─── Dataset content

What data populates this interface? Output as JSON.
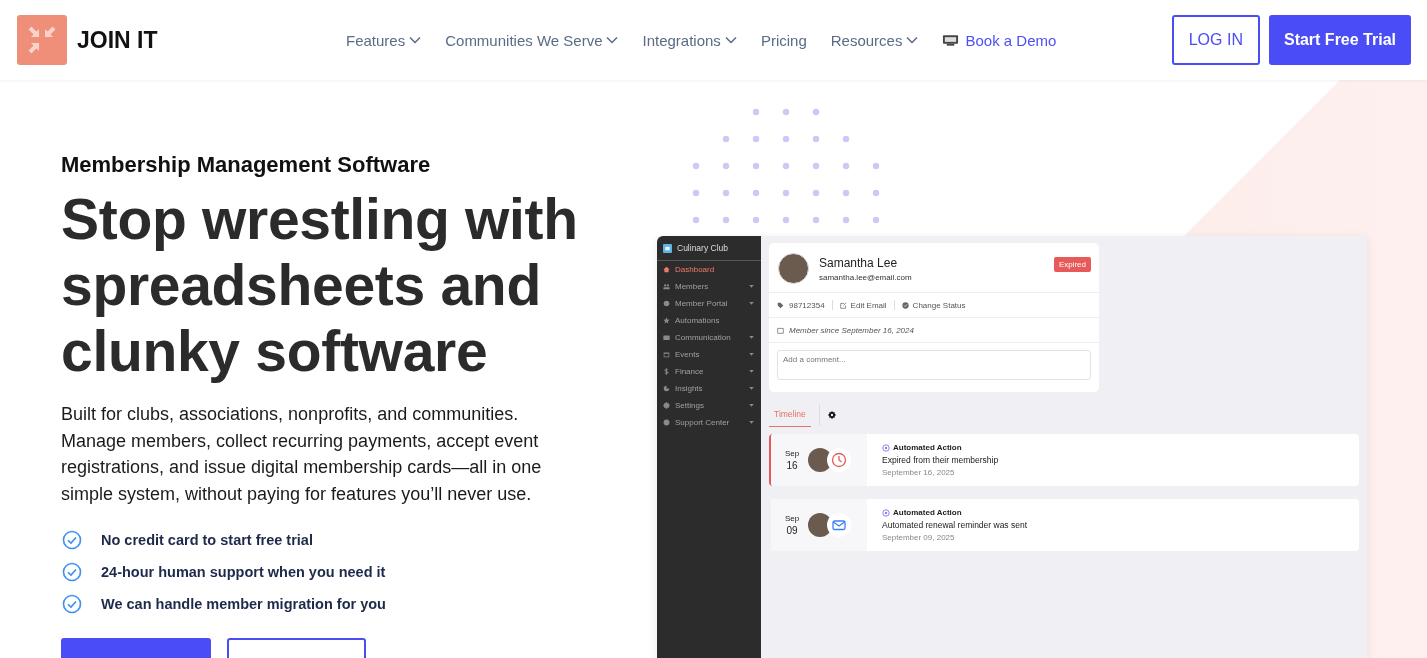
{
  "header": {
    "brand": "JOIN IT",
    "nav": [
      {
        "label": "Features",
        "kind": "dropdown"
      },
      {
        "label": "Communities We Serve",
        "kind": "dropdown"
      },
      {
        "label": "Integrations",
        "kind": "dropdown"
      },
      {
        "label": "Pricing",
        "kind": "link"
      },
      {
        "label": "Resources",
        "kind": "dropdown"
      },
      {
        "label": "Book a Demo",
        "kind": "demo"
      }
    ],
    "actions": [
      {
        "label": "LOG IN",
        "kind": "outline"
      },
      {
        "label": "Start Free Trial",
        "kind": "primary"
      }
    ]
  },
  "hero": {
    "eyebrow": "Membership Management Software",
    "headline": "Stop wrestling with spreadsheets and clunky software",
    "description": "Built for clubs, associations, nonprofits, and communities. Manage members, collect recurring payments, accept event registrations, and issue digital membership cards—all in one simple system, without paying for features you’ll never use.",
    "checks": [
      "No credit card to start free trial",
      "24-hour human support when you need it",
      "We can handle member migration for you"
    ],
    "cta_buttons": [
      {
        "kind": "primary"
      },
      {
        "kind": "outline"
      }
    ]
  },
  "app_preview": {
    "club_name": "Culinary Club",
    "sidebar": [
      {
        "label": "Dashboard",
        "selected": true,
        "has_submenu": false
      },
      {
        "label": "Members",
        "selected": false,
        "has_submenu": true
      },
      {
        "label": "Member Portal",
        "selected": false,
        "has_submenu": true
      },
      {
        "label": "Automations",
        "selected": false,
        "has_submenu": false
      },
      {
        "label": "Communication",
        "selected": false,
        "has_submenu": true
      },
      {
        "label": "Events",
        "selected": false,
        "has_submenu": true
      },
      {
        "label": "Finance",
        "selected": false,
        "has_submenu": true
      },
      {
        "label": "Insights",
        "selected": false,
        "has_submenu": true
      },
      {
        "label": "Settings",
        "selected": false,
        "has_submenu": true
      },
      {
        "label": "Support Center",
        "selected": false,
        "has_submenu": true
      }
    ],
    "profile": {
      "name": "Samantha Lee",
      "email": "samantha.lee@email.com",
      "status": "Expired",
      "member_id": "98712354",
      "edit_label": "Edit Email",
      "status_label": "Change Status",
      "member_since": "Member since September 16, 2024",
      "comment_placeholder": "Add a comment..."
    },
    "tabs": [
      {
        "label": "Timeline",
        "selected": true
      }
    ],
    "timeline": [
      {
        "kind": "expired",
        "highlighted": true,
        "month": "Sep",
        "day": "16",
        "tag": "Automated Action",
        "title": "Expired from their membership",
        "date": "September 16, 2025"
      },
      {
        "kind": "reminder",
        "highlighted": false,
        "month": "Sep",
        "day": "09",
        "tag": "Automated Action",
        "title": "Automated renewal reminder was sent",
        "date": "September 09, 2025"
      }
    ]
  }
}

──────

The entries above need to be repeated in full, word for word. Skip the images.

▶ [Answer below]:
What data populates this interface? Output as JSON.
{
  "header": {
    "brand": "JOIN IT",
    "nav": [
      {
        "label": "Features",
        "kind": "dropdown"
      },
      {
        "label": "Communities We Serve",
        "kind": "dropdown"
      },
      {
        "label": "Integrations",
        "kind": "dropdown"
      },
      {
        "label": "Pricing",
        "kind": "link"
      },
      {
        "label": "Resources",
        "kind": "dropdown"
      },
      {
        "label": "Book a Demo",
        "kind": "demo"
      }
    ],
    "actions": [
      {
        "label": "LOG IN",
        "kind": "outline"
      },
      {
        "label": "Start Free Trial",
        "kind": "primary"
      }
    ]
  },
  "hero": {
    "eyebrow": "Membership Management Software",
    "headline": "Stop wrestling with spreadsheets and clunky software",
    "description": "Built for clubs, associations, nonprofits, and communities. Manage members, collect recurring payments, accept event registrations, and issue digital membership cards—all in one simple system, without paying for features you’ll never use.",
    "checks": [
      "No credit card to start free trial",
      "24-hour human support when you need it",
      "We can handle member migration for you"
    ],
    "cta_buttons": [
      {
        "kind": "primary"
      },
      {
        "kind": "outline"
      }
    ]
  },
  "app_preview": {
    "club_name": "Culinary Club",
    "sidebar": [
      {
        "label": "Dashboard",
        "selected": true,
        "has_submenu": false
      },
      {
        "label": "Members",
        "selected": false,
        "has_submenu": true
      },
      {
        "label": "Member Portal",
        "selected": false,
        "has_submenu": true
      },
      {
        "label": "Automations",
        "selected": false,
        "has_submenu": false
      },
      {
        "label": "Communication",
        "selected": false,
        "has_submenu": true
      },
      {
        "label": "Events",
        "selected": false,
        "has_submenu": true
      },
      {
        "label": "Finance",
        "selected": false,
        "has_submenu": true
      },
      {
        "label": "Insights",
        "selected": false,
        "has_submenu": true
      },
      {
        "label": "Settings",
        "selected": false,
        "has_submenu": true
      },
      {
        "label": "Support Center",
        "selected": false,
        "has_submenu": true
      }
    ],
    "profile": {
      "name": "Samantha Lee",
      "email": "samantha.lee@email.com",
      "status": "Expired",
      "member_id": "98712354",
      "edit_label": "Edit Email",
      "status_label": "Change Status",
      "member_since": "Member since September 16, 2024",
      "comment_placeholder": "Add a comment..."
    },
    "tabs": [
      {
        "label": "Timeline",
        "selected": true
      }
    ],
    "timeline": [
      {
        "kind": "expired",
        "highlighted": true,
        "month": "Sep",
        "day": "16",
        "tag": "Automated Action",
        "title": "Expired from their membership",
        "date": "September 16, 2025"
      },
      {
        "kind": "reminder",
        "highlighted": false,
        "month": "Sep",
        "day": "09",
        "tag": "Automated Action",
        "title": "Automated renewal reminder was sent",
        "date": "September 09, 2025"
      }
    ]
  }
}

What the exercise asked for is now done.